Mildreds and Vanilla Black have given vegetarian food a makeover in new cookbooks

Vegetarian food gets a makeover

Long-time vegetarian Holly Williams tries to recreate some of the inventive recipes in Mildreds and Vanilla Black's new cookbooks
The haunting of Shirley Jackson: Was the gothic author's life really as bleak as her fiction?

The haunting of Shirley Jackson

Was the gothic author's life really as bleak as her fiction?
Bill Granger recipes: Heading off on holiday? Try out our chef's seaside-inspired dishes...

Bill Granger's seaside-inspired recipes

These dishes are so easy to make, our chef is almost embarrassed to call them recipes
Ashes 2015: Tourists are limp, leaderless and distinctly UnAustralian

Tourists are limp, leaderless and distinctly UnAustralian

A woefully out-of-form Michael Clarke embodies his team's fragile Ashes campaign, says Michael Calvin
Blairites be warned, this could be the moment Labour turns into Syriza

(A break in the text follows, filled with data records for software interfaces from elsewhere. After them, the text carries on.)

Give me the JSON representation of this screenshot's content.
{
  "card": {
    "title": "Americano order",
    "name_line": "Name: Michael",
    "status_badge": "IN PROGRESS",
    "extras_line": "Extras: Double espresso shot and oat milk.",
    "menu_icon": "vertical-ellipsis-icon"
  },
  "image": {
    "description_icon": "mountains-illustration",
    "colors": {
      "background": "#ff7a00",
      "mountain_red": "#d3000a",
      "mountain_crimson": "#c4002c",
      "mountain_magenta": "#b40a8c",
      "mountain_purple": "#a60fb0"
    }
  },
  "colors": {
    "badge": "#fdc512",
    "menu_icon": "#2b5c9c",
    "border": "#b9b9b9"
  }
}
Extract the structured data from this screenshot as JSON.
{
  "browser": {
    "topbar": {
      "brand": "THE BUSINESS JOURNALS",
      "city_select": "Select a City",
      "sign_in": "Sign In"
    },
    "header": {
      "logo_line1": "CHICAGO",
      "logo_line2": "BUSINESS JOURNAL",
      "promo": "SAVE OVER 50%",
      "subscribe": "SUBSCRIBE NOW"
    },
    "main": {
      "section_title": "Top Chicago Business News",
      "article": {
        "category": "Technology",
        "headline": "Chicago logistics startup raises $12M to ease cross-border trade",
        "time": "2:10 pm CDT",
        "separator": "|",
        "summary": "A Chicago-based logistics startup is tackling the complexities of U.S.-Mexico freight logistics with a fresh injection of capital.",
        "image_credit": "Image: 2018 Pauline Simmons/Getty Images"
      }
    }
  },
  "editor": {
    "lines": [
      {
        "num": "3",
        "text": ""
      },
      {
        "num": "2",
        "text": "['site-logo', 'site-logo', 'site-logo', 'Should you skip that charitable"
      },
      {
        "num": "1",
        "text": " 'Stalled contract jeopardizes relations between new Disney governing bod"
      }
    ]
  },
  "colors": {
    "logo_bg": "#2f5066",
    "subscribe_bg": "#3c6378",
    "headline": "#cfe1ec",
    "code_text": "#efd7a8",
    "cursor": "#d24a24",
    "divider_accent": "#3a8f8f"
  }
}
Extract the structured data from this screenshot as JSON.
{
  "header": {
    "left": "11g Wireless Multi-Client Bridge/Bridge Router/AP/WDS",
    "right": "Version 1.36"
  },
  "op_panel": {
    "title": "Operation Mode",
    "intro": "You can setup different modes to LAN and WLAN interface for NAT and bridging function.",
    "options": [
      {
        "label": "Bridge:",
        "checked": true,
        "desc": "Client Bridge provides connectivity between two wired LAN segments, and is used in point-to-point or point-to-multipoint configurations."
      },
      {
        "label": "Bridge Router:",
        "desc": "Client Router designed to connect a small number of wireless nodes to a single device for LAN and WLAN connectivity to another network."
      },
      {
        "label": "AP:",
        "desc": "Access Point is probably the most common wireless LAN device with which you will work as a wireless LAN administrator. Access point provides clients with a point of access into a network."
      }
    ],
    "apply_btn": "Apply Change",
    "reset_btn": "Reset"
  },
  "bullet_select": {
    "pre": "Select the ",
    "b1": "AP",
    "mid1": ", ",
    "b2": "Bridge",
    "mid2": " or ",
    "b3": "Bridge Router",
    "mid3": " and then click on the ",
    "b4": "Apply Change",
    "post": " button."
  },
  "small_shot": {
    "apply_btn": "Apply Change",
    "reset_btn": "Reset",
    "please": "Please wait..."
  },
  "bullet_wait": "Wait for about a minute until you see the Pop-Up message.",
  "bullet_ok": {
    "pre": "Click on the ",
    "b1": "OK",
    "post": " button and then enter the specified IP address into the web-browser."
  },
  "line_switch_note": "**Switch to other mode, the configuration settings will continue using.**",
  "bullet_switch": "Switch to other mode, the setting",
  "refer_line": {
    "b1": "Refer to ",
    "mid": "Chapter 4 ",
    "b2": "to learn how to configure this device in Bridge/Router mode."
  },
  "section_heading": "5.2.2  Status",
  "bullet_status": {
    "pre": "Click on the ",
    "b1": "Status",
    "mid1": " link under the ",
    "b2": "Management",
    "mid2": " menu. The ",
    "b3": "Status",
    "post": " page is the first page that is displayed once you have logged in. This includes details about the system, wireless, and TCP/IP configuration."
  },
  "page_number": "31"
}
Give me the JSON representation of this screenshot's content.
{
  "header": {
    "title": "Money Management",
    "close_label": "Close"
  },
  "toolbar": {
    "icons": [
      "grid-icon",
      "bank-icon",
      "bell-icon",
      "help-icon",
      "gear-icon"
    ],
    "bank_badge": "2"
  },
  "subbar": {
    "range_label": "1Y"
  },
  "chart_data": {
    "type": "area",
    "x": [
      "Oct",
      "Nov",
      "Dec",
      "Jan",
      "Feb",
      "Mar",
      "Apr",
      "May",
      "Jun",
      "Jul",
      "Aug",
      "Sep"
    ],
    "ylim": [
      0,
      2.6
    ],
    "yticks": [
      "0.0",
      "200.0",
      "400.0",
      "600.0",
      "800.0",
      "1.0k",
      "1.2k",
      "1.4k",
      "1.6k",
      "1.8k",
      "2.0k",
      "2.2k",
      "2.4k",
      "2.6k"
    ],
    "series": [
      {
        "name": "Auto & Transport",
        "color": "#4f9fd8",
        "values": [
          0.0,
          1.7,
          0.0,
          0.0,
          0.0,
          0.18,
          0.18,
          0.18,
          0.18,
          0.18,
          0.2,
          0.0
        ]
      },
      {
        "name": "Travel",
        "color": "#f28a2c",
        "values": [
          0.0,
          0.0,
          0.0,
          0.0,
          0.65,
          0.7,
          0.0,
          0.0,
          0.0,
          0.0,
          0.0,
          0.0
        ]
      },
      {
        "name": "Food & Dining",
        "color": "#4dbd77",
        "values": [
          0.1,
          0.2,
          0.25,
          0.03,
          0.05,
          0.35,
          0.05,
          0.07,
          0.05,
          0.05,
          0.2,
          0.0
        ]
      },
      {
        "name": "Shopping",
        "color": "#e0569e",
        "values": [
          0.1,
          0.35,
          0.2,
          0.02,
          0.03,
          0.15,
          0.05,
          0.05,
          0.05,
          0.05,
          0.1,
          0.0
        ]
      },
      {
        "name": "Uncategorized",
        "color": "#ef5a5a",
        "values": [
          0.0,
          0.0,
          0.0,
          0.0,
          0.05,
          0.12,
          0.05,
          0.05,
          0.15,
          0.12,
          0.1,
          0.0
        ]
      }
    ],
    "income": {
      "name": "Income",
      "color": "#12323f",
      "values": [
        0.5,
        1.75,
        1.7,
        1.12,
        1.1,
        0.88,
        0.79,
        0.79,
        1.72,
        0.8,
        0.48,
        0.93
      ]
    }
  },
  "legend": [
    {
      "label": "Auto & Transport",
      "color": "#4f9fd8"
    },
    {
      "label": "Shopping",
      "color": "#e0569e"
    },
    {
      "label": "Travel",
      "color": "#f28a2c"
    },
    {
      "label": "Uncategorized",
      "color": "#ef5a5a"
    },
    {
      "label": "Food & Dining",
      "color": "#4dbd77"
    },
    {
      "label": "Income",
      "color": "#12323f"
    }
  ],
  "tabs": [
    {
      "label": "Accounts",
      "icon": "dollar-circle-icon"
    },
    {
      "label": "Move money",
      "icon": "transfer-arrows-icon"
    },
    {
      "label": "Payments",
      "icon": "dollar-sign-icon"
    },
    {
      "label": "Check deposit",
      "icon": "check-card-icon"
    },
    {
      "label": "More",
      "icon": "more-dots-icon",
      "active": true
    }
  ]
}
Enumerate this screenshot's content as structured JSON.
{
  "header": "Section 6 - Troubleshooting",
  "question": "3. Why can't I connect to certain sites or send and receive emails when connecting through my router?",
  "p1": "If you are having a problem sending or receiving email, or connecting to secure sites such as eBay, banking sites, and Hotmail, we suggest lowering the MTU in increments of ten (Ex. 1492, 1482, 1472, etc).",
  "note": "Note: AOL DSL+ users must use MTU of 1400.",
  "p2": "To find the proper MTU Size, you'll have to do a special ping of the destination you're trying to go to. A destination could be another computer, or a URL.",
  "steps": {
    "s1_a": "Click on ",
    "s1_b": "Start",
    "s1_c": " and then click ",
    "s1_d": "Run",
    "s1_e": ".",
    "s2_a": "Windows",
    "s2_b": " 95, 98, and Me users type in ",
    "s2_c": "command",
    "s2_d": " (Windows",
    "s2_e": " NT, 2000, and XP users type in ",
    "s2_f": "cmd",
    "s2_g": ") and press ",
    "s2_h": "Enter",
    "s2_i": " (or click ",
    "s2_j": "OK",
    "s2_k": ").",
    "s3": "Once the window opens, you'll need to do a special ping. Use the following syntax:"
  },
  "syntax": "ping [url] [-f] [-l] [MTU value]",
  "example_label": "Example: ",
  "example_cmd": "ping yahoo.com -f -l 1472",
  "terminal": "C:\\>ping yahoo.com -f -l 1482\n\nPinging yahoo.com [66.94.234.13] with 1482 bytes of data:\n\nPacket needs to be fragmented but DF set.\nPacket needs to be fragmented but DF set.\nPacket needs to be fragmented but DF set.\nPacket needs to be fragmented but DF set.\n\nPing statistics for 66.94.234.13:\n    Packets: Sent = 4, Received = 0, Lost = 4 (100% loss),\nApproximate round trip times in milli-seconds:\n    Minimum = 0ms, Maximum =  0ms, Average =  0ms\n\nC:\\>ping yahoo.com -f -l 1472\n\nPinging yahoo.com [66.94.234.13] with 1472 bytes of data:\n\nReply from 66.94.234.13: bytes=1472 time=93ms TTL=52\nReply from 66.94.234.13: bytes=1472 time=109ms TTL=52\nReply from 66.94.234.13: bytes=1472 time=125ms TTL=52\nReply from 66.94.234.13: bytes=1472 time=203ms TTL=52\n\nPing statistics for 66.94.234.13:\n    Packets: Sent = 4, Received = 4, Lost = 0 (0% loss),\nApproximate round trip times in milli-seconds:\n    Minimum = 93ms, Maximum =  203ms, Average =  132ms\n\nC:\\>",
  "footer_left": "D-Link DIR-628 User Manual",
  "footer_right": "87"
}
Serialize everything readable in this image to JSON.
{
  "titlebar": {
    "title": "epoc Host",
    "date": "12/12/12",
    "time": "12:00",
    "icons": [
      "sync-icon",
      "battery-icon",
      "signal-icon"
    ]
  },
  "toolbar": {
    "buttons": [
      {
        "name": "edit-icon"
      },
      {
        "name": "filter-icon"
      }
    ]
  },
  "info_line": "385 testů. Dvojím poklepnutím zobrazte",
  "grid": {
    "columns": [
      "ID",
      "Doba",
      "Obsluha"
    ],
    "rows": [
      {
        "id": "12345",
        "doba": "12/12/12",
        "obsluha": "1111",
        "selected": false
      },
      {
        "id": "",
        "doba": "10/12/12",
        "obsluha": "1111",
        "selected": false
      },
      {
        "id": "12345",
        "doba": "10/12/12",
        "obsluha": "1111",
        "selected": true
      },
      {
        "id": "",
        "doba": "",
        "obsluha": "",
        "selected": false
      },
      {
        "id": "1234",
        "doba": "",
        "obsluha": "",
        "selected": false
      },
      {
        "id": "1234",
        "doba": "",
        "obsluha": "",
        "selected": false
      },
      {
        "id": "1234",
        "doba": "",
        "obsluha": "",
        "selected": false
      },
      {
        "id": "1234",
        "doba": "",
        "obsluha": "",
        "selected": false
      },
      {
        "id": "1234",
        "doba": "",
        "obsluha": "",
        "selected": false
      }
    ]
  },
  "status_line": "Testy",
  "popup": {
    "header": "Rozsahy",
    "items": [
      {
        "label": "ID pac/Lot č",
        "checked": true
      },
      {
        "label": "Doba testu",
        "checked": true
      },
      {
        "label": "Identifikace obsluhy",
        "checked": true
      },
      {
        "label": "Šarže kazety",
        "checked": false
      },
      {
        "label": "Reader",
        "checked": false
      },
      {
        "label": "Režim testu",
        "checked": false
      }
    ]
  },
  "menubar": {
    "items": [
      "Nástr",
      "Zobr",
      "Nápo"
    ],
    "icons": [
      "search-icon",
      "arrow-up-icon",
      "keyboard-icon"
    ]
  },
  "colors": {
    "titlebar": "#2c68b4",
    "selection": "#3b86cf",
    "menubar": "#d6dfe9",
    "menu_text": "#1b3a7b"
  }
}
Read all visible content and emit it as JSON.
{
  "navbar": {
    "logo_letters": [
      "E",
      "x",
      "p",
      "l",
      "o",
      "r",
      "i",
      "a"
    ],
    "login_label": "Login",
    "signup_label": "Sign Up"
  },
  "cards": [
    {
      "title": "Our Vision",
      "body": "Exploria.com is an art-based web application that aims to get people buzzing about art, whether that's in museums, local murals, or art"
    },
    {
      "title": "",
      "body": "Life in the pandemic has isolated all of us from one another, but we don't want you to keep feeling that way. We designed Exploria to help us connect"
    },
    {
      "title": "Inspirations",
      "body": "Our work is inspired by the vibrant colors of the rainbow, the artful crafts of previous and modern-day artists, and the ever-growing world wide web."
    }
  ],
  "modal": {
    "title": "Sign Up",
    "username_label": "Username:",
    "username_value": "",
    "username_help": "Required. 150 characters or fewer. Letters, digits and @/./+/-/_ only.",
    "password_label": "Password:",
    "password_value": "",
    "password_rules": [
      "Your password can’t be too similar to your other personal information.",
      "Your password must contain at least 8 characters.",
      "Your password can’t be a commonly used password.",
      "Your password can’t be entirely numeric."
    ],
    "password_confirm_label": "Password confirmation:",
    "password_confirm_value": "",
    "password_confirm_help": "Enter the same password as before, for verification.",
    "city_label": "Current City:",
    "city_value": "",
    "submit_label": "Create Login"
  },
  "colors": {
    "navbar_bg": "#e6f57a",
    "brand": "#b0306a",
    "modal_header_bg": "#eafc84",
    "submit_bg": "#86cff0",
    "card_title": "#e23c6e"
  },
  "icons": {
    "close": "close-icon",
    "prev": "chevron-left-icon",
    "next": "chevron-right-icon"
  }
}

Andrew Grice: Inside Westminster

Blairites be warned, this could be the moment Labour turns into Syriza
HMS Victory: The mystery of Britain's worst naval disaster is finally solved - 271 years later

The mystery of Britain's worst naval disaster is finally solved - 271 years later

Exclusive: David Keys reveals the research that finally explains why HMS Victory went down with the loss of 1,100 lives
Survivors of the Nagasaki atomic bomb attack: Japan must not abandon its post-war pacifism

'I saw people so injured you couldn't tell if they were dead or alive'

Nagasaki survivors on why Japan must not abandon its post-war pacifism
Jon Stewart: The voice of Democrats who felt Obama had failed to deliver on his 'Yes We Can' slogan, and the voter he tried hardest to keep onside

The voter Obama tried hardest to keep onside

Outgoing The Daily Show host, Jon Stewart, became the voice of Democrats who felt the President had failed to deliver on his ‘Yes We Can’ slogan. Tim Walker charts the ups and downs of their 10-year relationship on screen